But it wasn’t that. Somehow, something changed. An hour in, guffaws resounding through the bar, twenty or more empty glasses scattered across this their table, with at least a dozen propositions to the table of senoritas across the way having flowed from us, and at least twice as many derogatory insults about the miniaturization of our new friends’ members coming right back, something in me switched off. I would say snapped, but that implies a break. A disappearance, or a situation which could be repaired. But that wasn’t it. It’s not like there was a rope holding me in there which suddenly split; it’s like there was a current, flowing through my body, a goodness feeling of pleasure, and power, and contact, that, all of a sudden, in a moment shorter than it took for my friend Rashawn to stand up to go get the next round, something simply dropped off. Dropped out. Just – quit. As if my body itself had suffered some kind of disconnect. I sat, on the stool, with my new friends all around, partying, laughing feeling good, and all of a sudden I just wasn’t. My laughter stopped. My drunk stopped – evaporated in a moment. I was sober, and I was tired, and I was gonna get out of there.

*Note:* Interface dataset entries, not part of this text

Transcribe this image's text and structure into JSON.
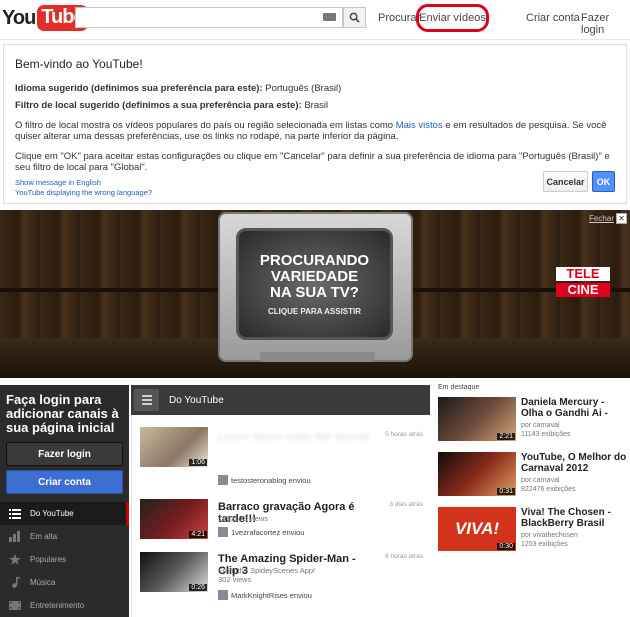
{
  "header": {
    "logo_you": "You",
    "logo_tube": "Tube",
    "search_placeholder": "",
    "search_button": "search-icon",
    "link_search": "Procurar",
    "link_upload": "Enviar vídeos",
    "link_create": "Criar conta",
    "link_login": "Fazer login"
  },
  "welcome": {
    "title": "Bem-vindo ao YouTube!",
    "lang_label": "Idioma sugerido (definimos sua preferência para este):",
    "lang_value": "Português (Brasil)",
    "filter_label": "Filtro de local sugerido (definimos a sua preferência para este):",
    "filter_value": "Brasil",
    "para1_a": "O filtro de local mostra os vídeos populares do país ou região selecionada em listas como ",
    "para1_link": "Mais vistos",
    "para1_b": " e em resultados de pesquisa. Se você quiser alterar uma dessas preferências, use os links no rodapé, na parte inferior da página.",
    "para2": "Clique em \"OK\" para aceitar estas configurações ou clique em \"Cancelar\" para definir a sua preferência de idioma para \"Português (Brasil)\" e seu filtro de local para \"Global\".",
    "link_english": "Show message in English",
    "link_wrong_lang": "YouTube displaying the wrong language?",
    "btn_cancel": "Cancelar",
    "btn_ok": "OK"
  },
  "banner": {
    "close_label": "Fechar",
    "close_x": "✕",
    "tv_line1": "PROCURANDO",
    "tv_line2": "VARIEDADE",
    "tv_line3": "NA SUA TV?",
    "tv_sub": "CLIQUE PARA ASSISTIR",
    "brand_top": "TELE",
    "brand_bottom": "CINE"
  },
  "sidebar": {
    "title": "Faça login para adicionar canais à sua página inicial",
    "btn_login": "Fazer login",
    "btn_create": "Criar conta",
    "items": [
      {
        "label": "Do YouTube",
        "icon": "list-icon",
        "active": true
      },
      {
        "label": "Em alta",
        "icon": "trending-icon",
        "active": false
      },
      {
        "label": "Populares",
        "icon": "star-icon",
        "active": false
      },
      {
        "label": "Música",
        "icon": "music-icon",
        "active": false
      },
      {
        "label": "Entretenimento",
        "icon": "film-icon",
        "active": false
      }
    ]
  },
  "feed": {
    "title": "Do YouTube",
    "videos": [
      {
        "title": "Lorem Ipsum video title blurred",
        "meta": "",
        "time": "5 horas atrás",
        "duration": "1:06",
        "uploader": "testosteronablog enviou"
      },
      {
        "title": "Barraco gravação Agora é tarde!!!",
        "meta": "1283573 views",
        "time": "3 dias atrás",
        "duration": "4:21",
        "uploader": "1vezrafacortez enviou"
      },
      {
        "title": "The Amazing Spider-Man - Clip 3",
        "meta": "From the SpideyScenes App!",
        "meta2": "302 views",
        "time": "6 horas atrás",
        "duration": "0:26",
        "uploader": "MarkKnightRises enviou"
      }
    ]
  },
  "featured": {
    "title": "Em destaque",
    "items": [
      {
        "title": "Daniela Mercury - Olha o Gandhi Ai -",
        "by": "por carnaval",
        "views": "11143 exibições",
        "duration": "2:21"
      },
      {
        "title": "YouTube, O Melhor do Carnaval 2012",
        "by": "por carnaval",
        "views": "822476 exibições",
        "duration": "0:31"
      },
      {
        "title": "Viva! The Chosen - BlackBerry Brasil",
        "by": "por vivathechosen",
        "views": "1203 exibições",
        "duration": "0:30",
        "thumb_text": "VIVA!"
      }
    ]
  },
  "colors": {
    "brand_red": "#e52d27",
    "highlight_red": "#e0001b",
    "link_blue": "#1c62b9",
    "ok_blue": "#4d90fe",
    "sidebar_bg": "#2b2b2b"
  }
}
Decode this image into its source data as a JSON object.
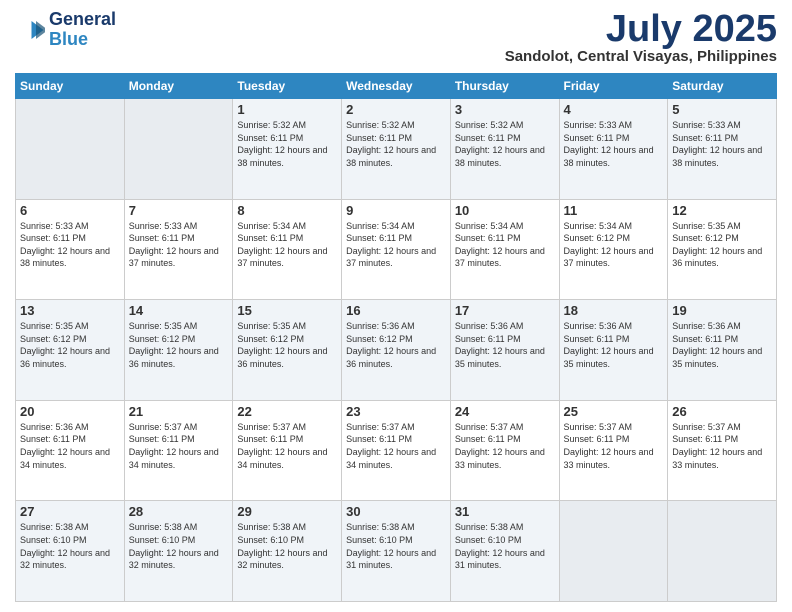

I stood up then, and said a total of zero words to every else there. I turned and walked out the door. Behind me I could hear the confused questions from around from my table, and table of senoritas too, about what the fuck was happening? Was I ok? Where was I going? Hey, come back! The party’s just getting going! Man, I’m missing all the fun!

But it didn’t matter. Somehow I just knew I needed to be out of there. To leave. To just go, so I did. Fuck the rules that say everyone parties till we all pass out. Fuck rules about “wasted nights.” Fuck rules about going off by yourself, or prohibiting that exact thing. Fuck all the rules, because I, at that very moment, had just one rule, that I was going to follow.

“No.”

Not even a rule. Just a feeling. No, not that. Find something else. Anything. Nothing. Just “No.”

So. I left. And I hav never seen Rashawn, or those padres, or the senoritas, again